[Records from a data source]
● ● ● ● ●

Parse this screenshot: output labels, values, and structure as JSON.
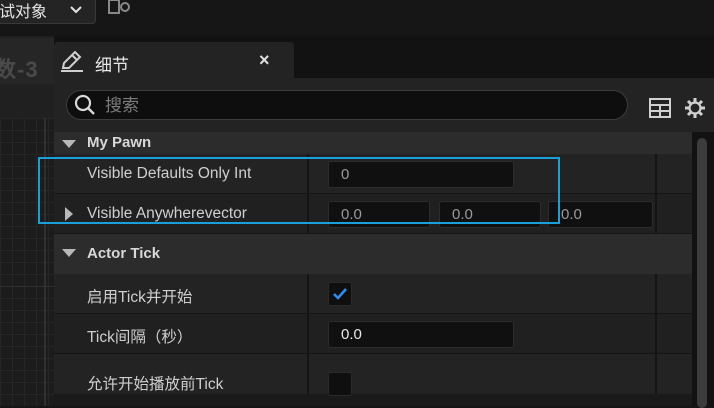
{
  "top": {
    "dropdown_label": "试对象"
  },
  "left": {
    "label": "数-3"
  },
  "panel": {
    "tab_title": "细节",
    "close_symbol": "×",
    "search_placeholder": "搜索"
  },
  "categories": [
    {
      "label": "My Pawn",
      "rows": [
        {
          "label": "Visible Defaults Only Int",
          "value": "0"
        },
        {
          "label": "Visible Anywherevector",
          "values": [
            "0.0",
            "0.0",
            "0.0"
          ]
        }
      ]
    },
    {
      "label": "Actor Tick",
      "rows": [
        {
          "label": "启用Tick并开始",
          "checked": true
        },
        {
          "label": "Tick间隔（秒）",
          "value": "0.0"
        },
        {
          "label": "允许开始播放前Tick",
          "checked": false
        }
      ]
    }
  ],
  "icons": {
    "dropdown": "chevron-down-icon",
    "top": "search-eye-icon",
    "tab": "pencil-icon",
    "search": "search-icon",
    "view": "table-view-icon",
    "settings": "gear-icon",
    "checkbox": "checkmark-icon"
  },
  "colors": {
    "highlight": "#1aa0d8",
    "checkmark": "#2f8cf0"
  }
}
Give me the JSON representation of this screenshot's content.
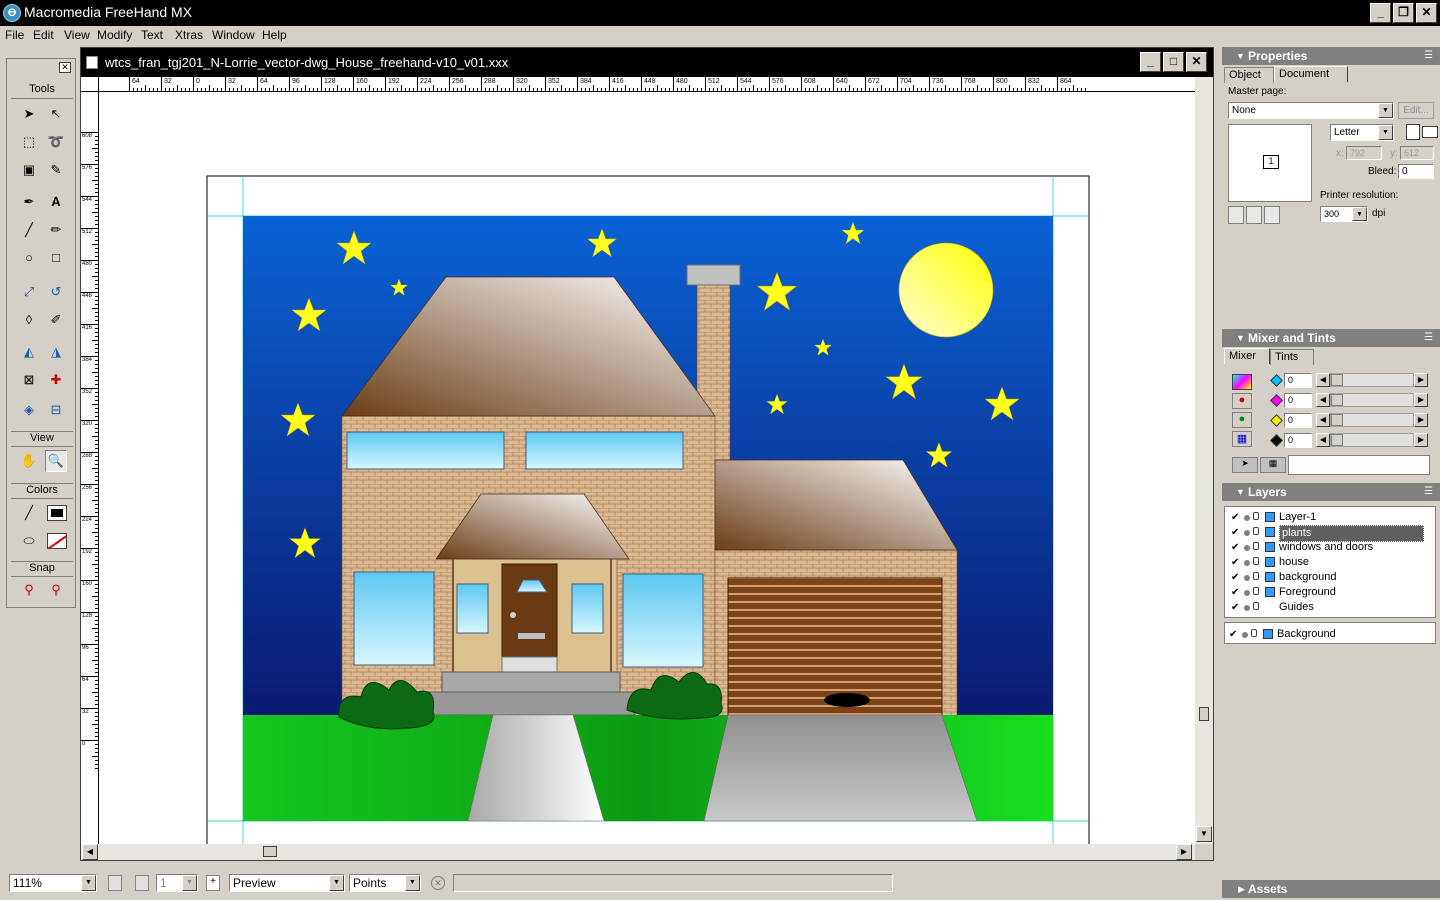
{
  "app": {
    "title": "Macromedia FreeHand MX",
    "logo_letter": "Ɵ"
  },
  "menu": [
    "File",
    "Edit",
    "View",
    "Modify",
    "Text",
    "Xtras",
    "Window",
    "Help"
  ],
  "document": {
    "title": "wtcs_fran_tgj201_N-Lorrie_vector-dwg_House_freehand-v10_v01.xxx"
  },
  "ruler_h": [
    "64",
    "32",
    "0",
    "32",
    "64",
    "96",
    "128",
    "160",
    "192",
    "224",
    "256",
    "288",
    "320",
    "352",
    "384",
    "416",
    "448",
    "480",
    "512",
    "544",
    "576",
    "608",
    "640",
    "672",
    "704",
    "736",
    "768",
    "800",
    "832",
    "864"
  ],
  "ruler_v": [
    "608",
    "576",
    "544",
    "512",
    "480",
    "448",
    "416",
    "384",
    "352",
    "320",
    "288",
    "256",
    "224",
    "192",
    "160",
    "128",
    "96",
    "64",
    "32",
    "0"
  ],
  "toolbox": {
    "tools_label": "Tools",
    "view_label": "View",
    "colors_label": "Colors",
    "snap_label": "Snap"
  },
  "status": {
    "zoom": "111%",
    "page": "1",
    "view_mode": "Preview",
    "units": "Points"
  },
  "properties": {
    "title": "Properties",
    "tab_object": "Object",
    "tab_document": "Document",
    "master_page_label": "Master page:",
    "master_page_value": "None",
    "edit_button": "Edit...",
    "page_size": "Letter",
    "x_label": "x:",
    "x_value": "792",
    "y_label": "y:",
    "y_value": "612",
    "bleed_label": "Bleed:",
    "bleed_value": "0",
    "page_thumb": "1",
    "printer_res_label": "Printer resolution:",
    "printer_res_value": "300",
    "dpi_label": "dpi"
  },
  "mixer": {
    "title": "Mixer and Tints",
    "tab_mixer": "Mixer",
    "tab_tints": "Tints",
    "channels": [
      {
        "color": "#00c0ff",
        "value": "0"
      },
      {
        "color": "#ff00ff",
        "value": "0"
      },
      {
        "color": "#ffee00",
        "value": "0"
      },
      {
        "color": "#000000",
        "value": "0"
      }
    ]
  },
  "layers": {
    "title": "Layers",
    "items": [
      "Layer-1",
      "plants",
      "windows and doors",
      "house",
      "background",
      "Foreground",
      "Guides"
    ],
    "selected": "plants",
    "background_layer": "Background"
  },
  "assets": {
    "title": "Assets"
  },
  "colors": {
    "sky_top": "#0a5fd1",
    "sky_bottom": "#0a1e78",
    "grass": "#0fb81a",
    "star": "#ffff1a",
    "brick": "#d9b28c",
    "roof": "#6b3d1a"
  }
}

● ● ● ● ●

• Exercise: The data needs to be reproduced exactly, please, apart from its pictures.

• Task solution:
Parse this screenshot: output labels, values, and structure as JSON.
{
  "top": {
    "dropdown_label": "试对象"
  },
  "left": {
    "label": "数-3"
  },
  "panel": {
    "tab_title": "细节",
    "close_symbol": "×",
    "search_placeholder": "搜索"
  },
  "categories": [
    {
      "label": "My Pawn",
      "rows": [
        {
          "label": "Visible Defaults Only Int",
          "value": "0"
        },
        {
          "label": "Visible Anywherevector",
          "values": [
            "0.0",
            "0.0",
            "0.0"
          ]
        }
      ]
    },
    {
      "label": "Actor Tick",
      "rows": [
        {
          "label": "启用Tick并开始",
          "checked": true
        },
        {
          "label": "Tick间隔（秒）",
          "value": "0.0"
        },
        {
          "label": "允许开始播放前Tick",
          "checked": false
        }
      ]
    }
  ],
  "icons": {
    "dropdown": "chevron-down-icon",
    "top": "search-eye-icon",
    "tab": "pencil-icon",
    "search": "search-icon",
    "view": "table-view-icon",
    "settings": "gear-icon",
    "checkbox": "checkmark-icon"
  },
  "colors": {
    "highlight": "#1aa0d8",
    "checkmark": "#2f8cf0"
  }
}
Give me the JSON representation of this screenshot's content.
{
  "app": {
    "title": "Macromedia FreeHand MX",
    "logo_letter": "Ɵ"
  },
  "menu": [
    "File",
    "Edit",
    "View",
    "Modify",
    "Text",
    "Xtras",
    "Window",
    "Help"
  ],
  "document": {
    "title": "wtcs_fran_tgj201_N-Lorrie_vector-dwg_House_freehand-v10_v01.xxx"
  },
  "ruler_h": [
    "64",
    "32",
    "0",
    "32",
    "64",
    "96",
    "128",
    "160",
    "192",
    "224",
    "256",
    "288",
    "320",
    "352",
    "384",
    "416",
    "448",
    "480",
    "512",
    "544",
    "576",
    "608",
    "640",
    "672",
    "704",
    "736",
    "768",
    "800",
    "832",
    "864"
  ],
  "ruler_v": [
    "608",
    "576",
    "544",
    "512",
    "480",
    "448",
    "416",
    "384",
    "352",
    "320",
    "288",
    "256",
    "224",
    "192",
    "160",
    "128",
    "96",
    "64",
    "32",
    "0"
  ],
  "toolbox": {
    "tools_label": "Tools",
    "view_label": "View",
    "colors_label": "Colors",
    "snap_label": "Snap"
  },
  "status": {
    "zoom": "111%",
    "page": "1",
    "view_mode": "Preview",
    "units": "Points"
  },
  "properties": {
    "title": "Properties",
    "tab_object": "Object",
    "tab_document": "Document",
    "master_page_label": "Master page:",
    "master_page_value": "None",
    "edit_button": "Edit...",
    "page_size": "Letter",
    "x_label": "x:",
    "x_value": "792",
    "y_label": "y:",
    "y_value": "612",
    "bleed_label": "Bleed:",
    "bleed_value": "0",
    "page_thumb": "1",
    "printer_res_label": "Printer resolution:",
    "printer_res_value": "300",
    "dpi_label": "dpi"
  },
  "mixer": {
    "title": "Mixer and Tints",
    "tab_mixer": "Mixer",
    "tab_tints": "Tints",
    "channels": [
      {
        "color": "#00c0ff",
        "value": "0"
      },
      {
        "color": "#ff00ff",
        "value": "0"
      },
      {
        "color": "#ffee00",
        "value": "0"
      },
      {
        "color": "#000000",
        "value": "0"
      }
    ]
  },
  "layers": {
    "title": "Layers",
    "items": [
      "Layer-1",
      "plants",
      "windows and doors",
      "house",
      "background",
      "Foreground",
      "Guides"
    ],
    "selected": "plants",
    "background_layer": "Background"
  },
  "assets": {
    "title": "Assets"
  },
  "colors": {
    "sky_top": "#0a5fd1",
    "sky_bottom": "#0a1e78",
    "grass": "#0fb81a",
    "star": "#ffff1a",
    "brick": "#d9b28c",
    "roof": "#6b3d1a"
  }
}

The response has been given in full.